WHAT YOU HAVE TO DO: Work through the lines of the material below, note those with the word "glyph", and give their number, nothing else.

*** DATA PROVIDED

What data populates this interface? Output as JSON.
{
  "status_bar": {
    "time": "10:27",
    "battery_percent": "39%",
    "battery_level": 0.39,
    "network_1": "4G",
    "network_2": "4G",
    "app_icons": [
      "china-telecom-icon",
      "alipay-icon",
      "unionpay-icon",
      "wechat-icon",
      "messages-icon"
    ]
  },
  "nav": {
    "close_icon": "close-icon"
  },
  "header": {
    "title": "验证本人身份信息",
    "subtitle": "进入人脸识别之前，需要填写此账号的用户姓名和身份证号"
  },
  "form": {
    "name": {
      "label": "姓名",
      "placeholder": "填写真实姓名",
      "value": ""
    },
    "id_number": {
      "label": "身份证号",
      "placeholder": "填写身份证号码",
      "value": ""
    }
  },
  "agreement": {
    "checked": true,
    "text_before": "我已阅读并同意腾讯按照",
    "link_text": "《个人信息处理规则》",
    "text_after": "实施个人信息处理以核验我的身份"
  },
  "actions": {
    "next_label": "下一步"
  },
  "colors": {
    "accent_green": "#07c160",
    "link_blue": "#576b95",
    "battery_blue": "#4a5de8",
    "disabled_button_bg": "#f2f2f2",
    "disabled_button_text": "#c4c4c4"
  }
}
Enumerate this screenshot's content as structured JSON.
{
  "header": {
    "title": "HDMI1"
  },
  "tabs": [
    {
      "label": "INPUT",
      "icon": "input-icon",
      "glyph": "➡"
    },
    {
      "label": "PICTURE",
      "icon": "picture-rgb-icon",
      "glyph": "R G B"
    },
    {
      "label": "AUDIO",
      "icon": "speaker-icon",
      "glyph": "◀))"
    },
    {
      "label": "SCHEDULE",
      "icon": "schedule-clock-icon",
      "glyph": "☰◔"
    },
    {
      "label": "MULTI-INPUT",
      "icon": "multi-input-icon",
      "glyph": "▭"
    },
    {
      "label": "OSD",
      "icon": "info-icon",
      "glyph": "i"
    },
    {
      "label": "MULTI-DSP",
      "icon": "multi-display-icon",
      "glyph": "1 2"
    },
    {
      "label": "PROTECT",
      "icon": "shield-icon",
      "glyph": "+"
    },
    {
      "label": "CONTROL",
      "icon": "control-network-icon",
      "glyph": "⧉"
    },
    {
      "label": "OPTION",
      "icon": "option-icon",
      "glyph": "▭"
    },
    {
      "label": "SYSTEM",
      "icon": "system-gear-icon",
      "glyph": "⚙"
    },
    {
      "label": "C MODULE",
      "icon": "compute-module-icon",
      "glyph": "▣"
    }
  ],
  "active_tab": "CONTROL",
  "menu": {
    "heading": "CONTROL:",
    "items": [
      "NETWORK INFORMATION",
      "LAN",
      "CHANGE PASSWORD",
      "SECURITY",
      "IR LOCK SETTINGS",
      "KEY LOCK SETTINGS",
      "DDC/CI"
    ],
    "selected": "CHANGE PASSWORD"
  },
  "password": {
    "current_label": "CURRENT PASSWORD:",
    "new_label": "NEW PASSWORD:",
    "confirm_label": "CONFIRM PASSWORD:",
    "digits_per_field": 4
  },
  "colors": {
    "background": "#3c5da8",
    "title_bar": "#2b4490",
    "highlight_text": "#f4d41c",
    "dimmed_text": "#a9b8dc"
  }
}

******

YOUR SOLUTION: 12